In our office, we try to submit as much as possible because the goal is to try to avoid an interview. There are interviews on I-751s, I’d say maybe 25-30% of cases do have an interview.
I think part of that’s random, but I think more often it’s when the case that was originally approved might’ve been a little bit shaky. There might’ve been questions, or there’s been some time where the couples lived apart though, that’s another thing.
Sometimes they just randomly pick cases and you’re going to have an interview on that 751. When you work with us, we again, prepare you for that interview. We go to the interview with you and we help deal with anything that comes up.
The thing is at this point, you’re married at least two years, probably longer, and you should have a good set of evidence.
You might have a child, or you might have a house together, or you might have major purchases. These are the kinds of things that they look at commingling of funds.

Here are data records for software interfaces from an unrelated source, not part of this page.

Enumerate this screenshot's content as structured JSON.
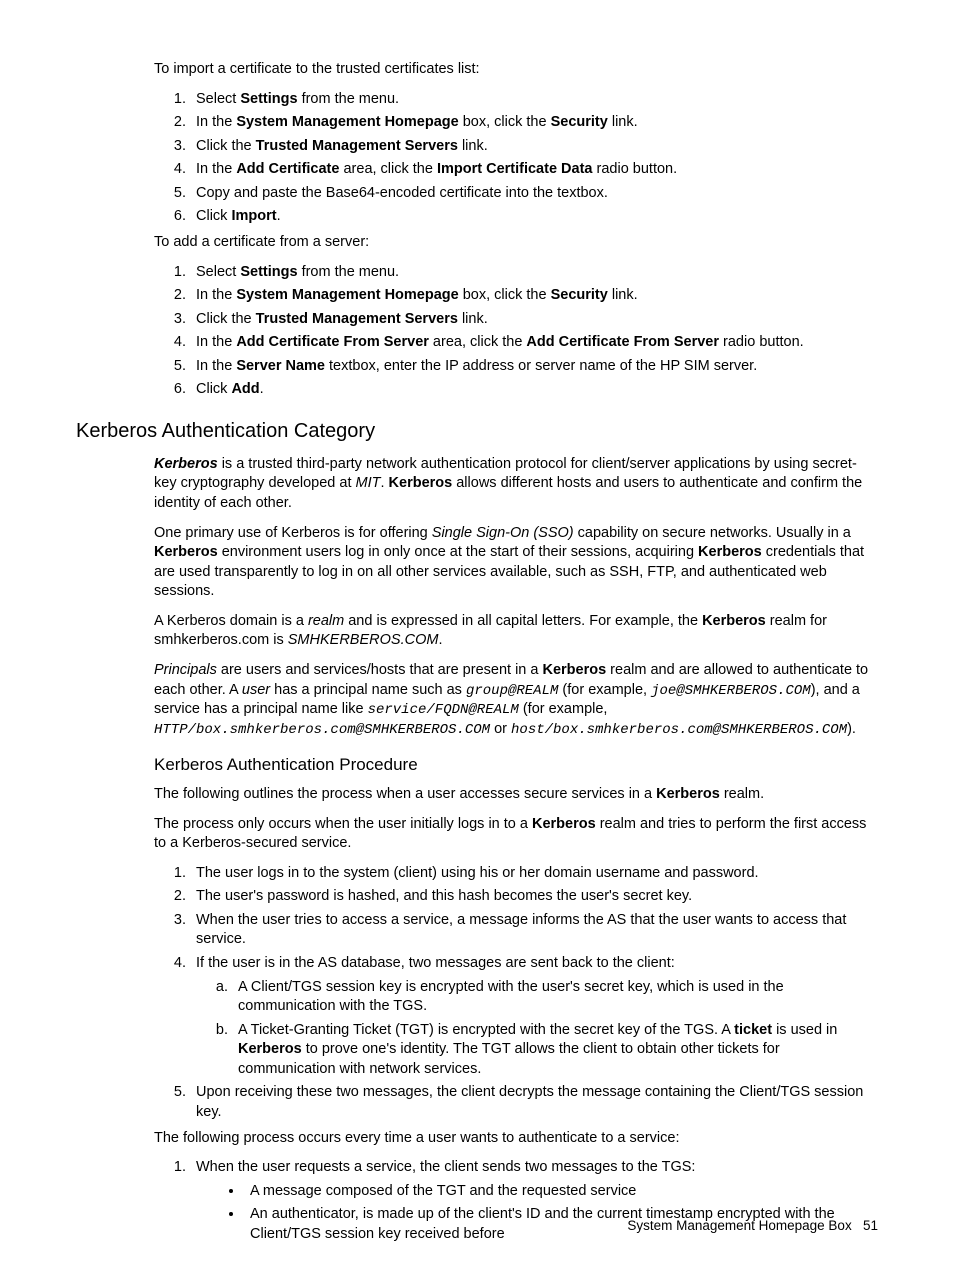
{
  "intro1": "To import a certificate to the trusted certificates list:",
  "list1": {
    "i1_a": "Select ",
    "i1_b": "Settings",
    "i1_c": " from the menu.",
    "i2_a": "In the ",
    "i2_b": "System Management Homepage",
    "i2_c": " box, click the ",
    "i2_d": "Security",
    "i2_e": " link.",
    "i3_a": "Click the ",
    "i3_b": "Trusted Management Servers",
    "i3_c": " link.",
    "i4_a": "In the ",
    "i4_b": "Add Certificate",
    "i4_c": " area, click the ",
    "i4_d": "Import Certificate Data",
    "i4_e": " radio button.",
    "i5": "Copy and paste the Base64-encoded certificate into the textbox.",
    "i6_a": "Click ",
    "i6_b": "Import",
    "i6_c": "."
  },
  "intro2": "To add a certificate from a server:",
  "list2": {
    "i1_a": "Select ",
    "i1_b": "Settings",
    "i1_c": " from the menu.",
    "i2_a": "In the ",
    "i2_b": "System Management Homepage",
    "i2_c": " box, click the ",
    "i2_d": "Security",
    "i2_e": " link.",
    "i3_a": "Click the ",
    "i3_b": "Trusted Management Servers",
    "i3_c": " link.",
    "i4_a": "In the ",
    "i4_b": "Add Certificate From Server",
    "i4_c": " area, click the ",
    "i4_d": "Add Certificate From Server",
    "i4_e": " radio button.",
    "i5_a": "In the ",
    "i5_b": "Server Name",
    "i5_c": " textbox, enter the IP address or server name of the HP SIM server.",
    "i6_a": "Click ",
    "i6_b": "Add",
    "i6_c": "."
  },
  "heading_kac": "Kerberos Authentication Category",
  "kac_p1": {
    "a": "Kerberos",
    "b": " is a trusted third-party network authentication protocol for client/server applications by using secret-key cryptography developed at ",
    "c": "MIT",
    "d": ". ",
    "e": "Kerberos",
    "f": " allows different hosts and users to authenticate and confirm the identity of each other."
  },
  "kac_p2": {
    "a": "One primary use of Kerberos is for offering ",
    "b": "Single Sign-On (SSO)",
    "c": " capability on secure networks. Usually in a ",
    "d": "Kerberos",
    "e": " environment users log in only once at the start of their sessions, acquiring ",
    "f": "Kerberos",
    "g": " credentials that are used transparently to log in on all other services available, such as SSH, FTP, and authenticated web sessions."
  },
  "kac_p3": {
    "a": "A Kerberos domain is a ",
    "b": "realm",
    "c": " and is expressed in all capital letters. For example, the ",
    "d": "Kerberos",
    "e": " realm for smhkerberos.com is ",
    "f": "SMHKERBEROS.COM",
    "g": "."
  },
  "kac_p4": {
    "a": "Principals",
    "b": " are users and services/hosts that are present in a ",
    "c": "Kerberos",
    "d": " realm and are allowed to authenticate to each other. A ",
    "e": "user",
    "f": " has a principal name such as ",
    "g": "group@REALM",
    "h": " (for example, ",
    "i": "joe@SMHKERBEROS.COM",
    "j": "), and a service has a principal name like ",
    "k": "service/FQDN@REALM",
    "l": " (for example, ",
    "m": "HTTP/box.smhkerberos.com@SMHKERBEROS.COM",
    "n": " or ",
    "o": "host/box.smhkerberos.com@SMHKERBEROS.COM",
    "p": ")."
  },
  "heading_kap": "Kerberos Authentication Procedure",
  "kap_p1": {
    "a": "The following outlines the process when a user accesses secure services in a ",
    "b": "Kerberos",
    "c": " realm."
  },
  "kap_p2": {
    "a": "The process only occurs when the user initially logs in to a ",
    "b": "Kerberos",
    "c": " realm and tries to perform the first access to a Kerberos-secured service."
  },
  "list3": {
    "i1": "The user logs in to the system (client) using his or her domain username and password.",
    "i2": "The user's password is hashed, and this hash becomes the user's secret key.",
    "i3": "When the user tries to access a service, a message informs the AS that the user wants to access that service.",
    "i4": "If the user is in the AS database, two messages are sent back to the client:",
    "i4a": "A Client/TGS session key is encrypted with the user's secret key, which is used in the communication with the TGS.",
    "i4b_a": "A Ticket-Granting Ticket (TGT) is encrypted with the secret key of the TGS. A ",
    "i4b_b": "ticket",
    "i4b_c": " is used in ",
    "i4b_d": "Kerberos",
    "i4b_e": " to prove one's identity. The TGT allows the client to obtain other tickets for communication with network services.",
    "i5": "Upon receiving these two messages, the client decrypts the message containing the Client/TGS session key."
  },
  "kap_p3": "The following process occurs every time a user wants to authenticate to a service:",
  "list4": {
    "i1": "When the user requests a service, the client sends two messages to the TGS:",
    "b1": "A message composed of the TGT and the requested service",
    "b2": "An authenticator, is made up of the client's ID and the current timestamp encrypted with the Client/TGS session key received before"
  },
  "footer": {
    "text": "System Management Homepage Box",
    "page": "51"
  }
}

If the couple is living apart still, or if they haven’t joined their money together, USIS gets a little bit suspicious. You can’t file an I-751 on your own. If the couple has dissolved the marriage, if they are divorced, that’s possible.
That’s a whole other video, which you can find on our channel, but typically, it’s filed jointly and our role as the attorneys to help gather all the evidence to submit the strongest case possible, to try to avoid the interview, but the interview is no big deal. They’re usually pretty straight forward.
These are fun cases to work on. We get to work with a lot of our old clients. It’s nice to see how their lives have developed after two years.
We are always happy to work on an I-751 for a past client, and of course, for new clients. If you have questions about the I-751, give us a call at (314) 961-8200.
You can email us at firstname.lastname@example.org. Be sure to join us in our Facebook group, which is called Immigrant Home. If you like this video, we ask you, please subscribe to our YouTube channel and share it out on social so you get updates whenever we make videos, just like this one. Thanks a lot. Have a great day.